**What is expected**.
Of all the lines in the records below, copy only those that contain the string "active".

**Given records**.
************
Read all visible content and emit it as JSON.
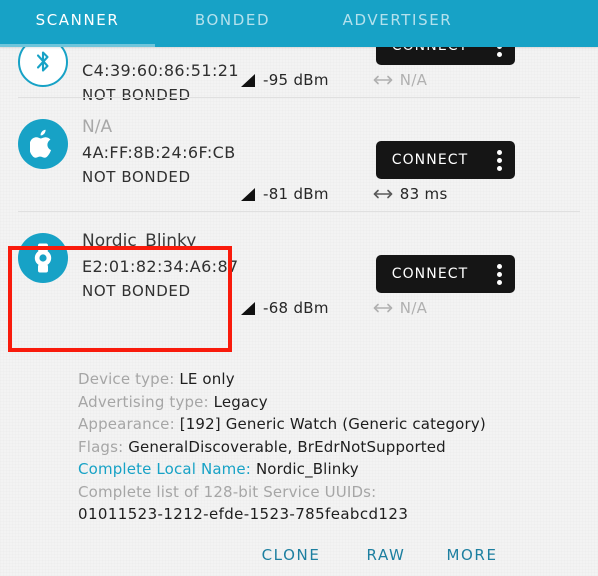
{
  "app": {
    "accent_color": "#17a2c6",
    "highlight_color": "#f91b0c",
    "link_color": "#1d7fa0"
  },
  "tabs": [
    {
      "id": "scanner",
      "label": "SCANNER",
      "active": true
    },
    {
      "id": "bonded",
      "label": "BONDED",
      "active": false
    },
    {
      "id": "advertiser",
      "label": "ADVERTISER",
      "active": false
    }
  ],
  "devices": [
    {
      "icon": "bluetooth-icon",
      "name": "",
      "address": "C4:39:60:86:51:21",
      "bond_state": "NOT BONDED",
      "rssi": "-95 dBm",
      "interval": "N/A",
      "connect_label": "CONNECT"
    },
    {
      "icon": "apple-icon",
      "name": "N/A",
      "address": "4A:FF:8B:24:6F:CB",
      "bond_state": "NOT BONDED",
      "rssi": "-81 dBm",
      "interval": "83 ms",
      "connect_label": "CONNECT"
    },
    {
      "icon": "watch-icon",
      "name": "Nordic_Blinky",
      "address": "E2:01:82:34:A6:87",
      "bond_state": "NOT BONDED",
      "rssi": "-68 dBm",
      "interval": "N/A",
      "connect_label": "CONNECT"
    }
  ],
  "details": {
    "device_type_label": "Device type:",
    "device_type_value": "LE only",
    "advertising_type_label": "Advertising type:",
    "advertising_type_value": "Legacy",
    "appearance_label": "Appearance:",
    "appearance_value": "[192] Generic Watch (Generic category)",
    "flags_label": "Flags:",
    "flags_value": "GeneralDiscoverable, BrEdrNotSupported",
    "local_name_label": "Complete Local Name:",
    "local_name_value": "Nordic_Blinky",
    "uuid_list_label": "Complete list of 128-bit Service UUIDs:",
    "uuid_value": "01011523-1212-efde-1523-785feabcd123"
  },
  "bottom_bar": {
    "clone": "CLONE",
    "raw": "RAW",
    "more": "MORE"
  }
}
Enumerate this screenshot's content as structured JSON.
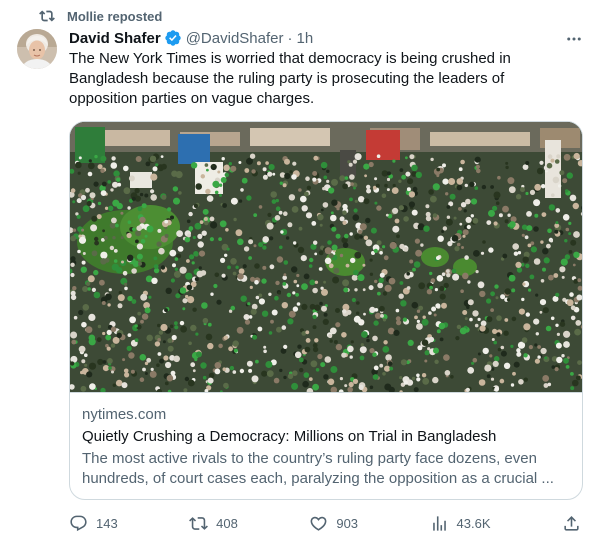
{
  "repost": {
    "label": "Mollie reposted",
    "icon": "repost-icon"
  },
  "tweet": {
    "author_name": "David Shafer",
    "handle": "@DavidShafer",
    "separator": "·",
    "time": "1h",
    "verified_icon": "verified-badge-icon",
    "text": "The New York Times is worried that democracy is being crushed in Bangladesh because the ruling party is prosecuting the leaders of opposition parties on vague charges."
  },
  "card": {
    "domain": "nytimes.com",
    "title": "Quietly Crushing a Democracy: Millions on Trial in Bangladesh",
    "description": "The most active rivals to the country’s ruling party face dozens, even hundreds, of court cases each, paralyzing the opposition as a crucial ..."
  },
  "actions": {
    "replies": {
      "count": "143",
      "icon": "reply-icon"
    },
    "reposts": {
      "count": "408",
      "icon": "repost-icon"
    },
    "likes": {
      "count": "903",
      "icon": "like-icon"
    },
    "views": {
      "count": "43.6K",
      "icon": "views-icon"
    },
    "share": {
      "icon": "share-icon"
    }
  },
  "colors": {
    "text_primary": "#0f1419",
    "text_secondary": "#536471",
    "verified": "#1d9bf0",
    "border": "#cfd9de"
  }
}
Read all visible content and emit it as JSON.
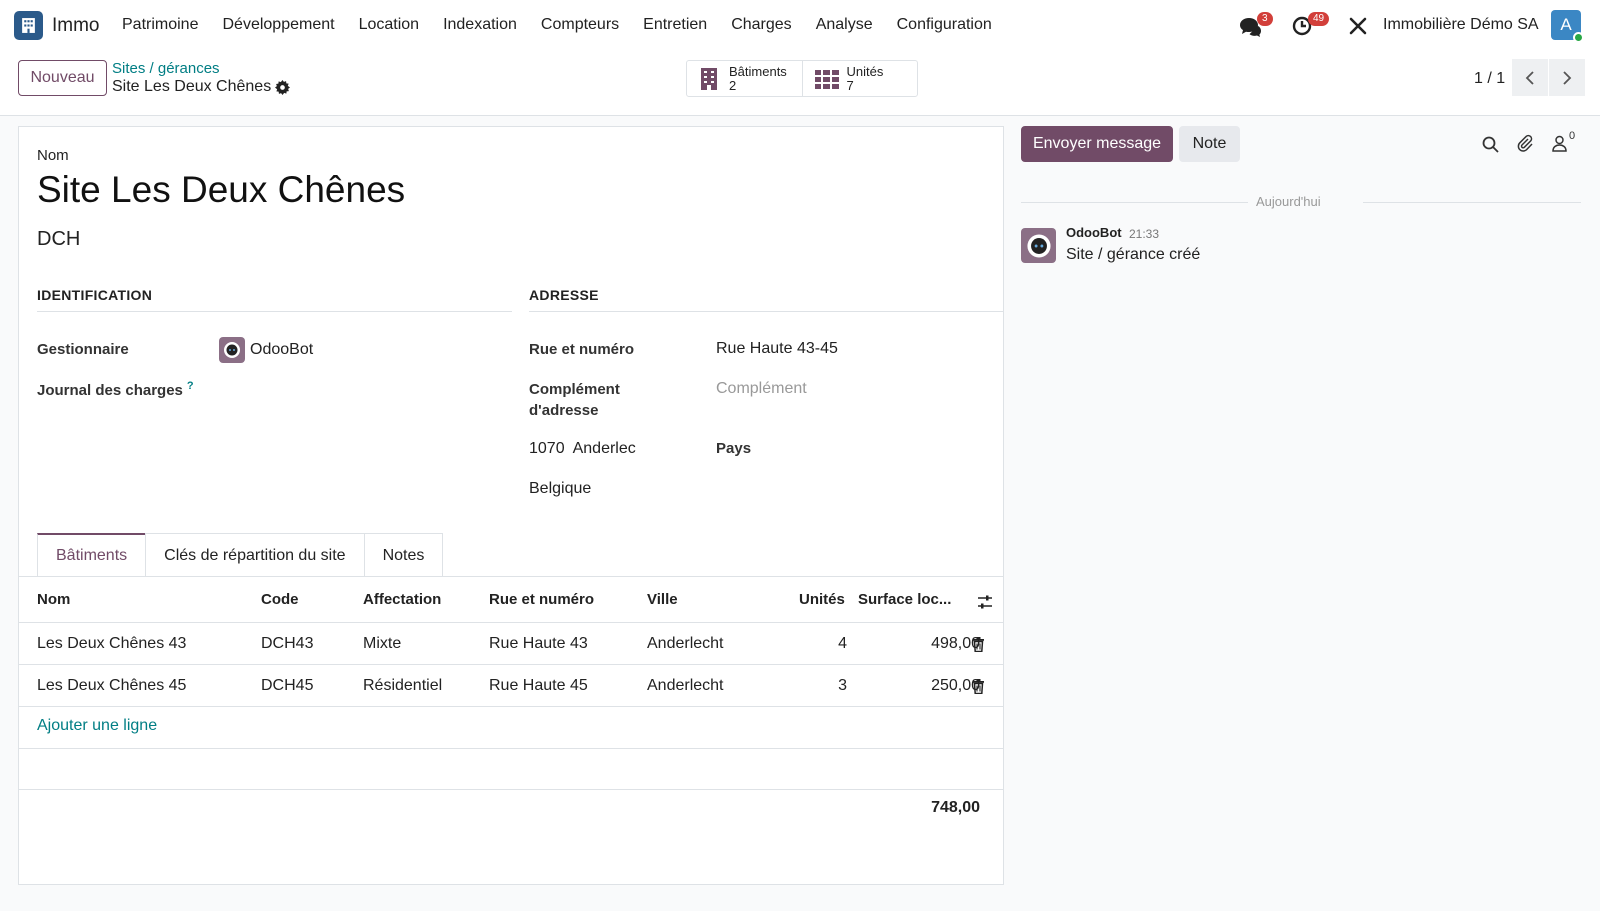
{
  "topbar": {
    "app_name": "Immo",
    "menu": [
      "Patrimoine",
      "Développement",
      "Location",
      "Indexation",
      "Compteurs",
      "Entretien",
      "Charges",
      "Analyse",
      "Configuration"
    ],
    "messages_badge": "3",
    "activities_badge": "49",
    "company": "Immobilière Démo SA",
    "user_initial": "A"
  },
  "control_panel": {
    "new_label": "Nouveau",
    "breadcrumb_parent": "Sites / gérances",
    "breadcrumb_current": "Site Les Deux Chênes",
    "smart_buttons": [
      {
        "label": "Bâtiments",
        "count": "2",
        "icon": "building-icon"
      },
      {
        "label": "Unités",
        "count": "7",
        "icon": "grid-icon"
      }
    ],
    "pager": "1 / 1"
  },
  "form": {
    "name_label": "Nom",
    "name": "Site Les Deux Chênes",
    "code": "DCH",
    "identification_title": "IDENTIFICATION",
    "address_title": "ADRESSE",
    "manager_label": "Gestionnaire",
    "manager_value": "OdooBot",
    "journal_label": "Journal des charges",
    "journal_help": "?",
    "street_label": "Rue et numéro",
    "street_value": "Rue Haute 43-45",
    "complement_label_1": "Complément",
    "complement_label_2": "d'adresse",
    "complement_placeholder": "Complément",
    "zip_city": "1070  Anderlec",
    "country_label": "Pays",
    "country_value": "Belgique"
  },
  "tabs": [
    "Bâtiments",
    "Clés de répartition du site",
    "Notes"
  ],
  "table": {
    "headers": [
      "Nom",
      "Code",
      "Affectation",
      "Rue et numéro",
      "Ville",
      "Unités",
      "Surface loc..."
    ],
    "rows": [
      [
        "Les Deux Chênes 43",
        "DCH43",
        "Mixte",
        "Rue Haute 43",
        "Anderlecht",
        "4",
        "498,00"
      ],
      [
        "Les Deux Chênes 45",
        "DCH45",
        "Résidentiel",
        "Rue Haute 45",
        "Anderlecht",
        "3",
        "250,00"
      ]
    ],
    "add_line": "Ajouter une ligne",
    "total": "748,00"
  },
  "chatter": {
    "send_label": "Envoyer message",
    "note_label": "Note",
    "followers_count": "0",
    "date_separator": "Aujourd'hui",
    "message": {
      "author": "OdooBot",
      "time": "21:33",
      "body": "Site / gérance créé"
    }
  },
  "colors": {
    "brand": "#714b67",
    "link": "#017e84",
    "badge": "#d23f3a"
  }
}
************
**The answer**.
      "active": true
      "active": false
      "active": false
    "description": "The most active rivals to the country’s ruling party face dozens, even hundreds, of court cases each, paralyzing the opposition as a crucial ..."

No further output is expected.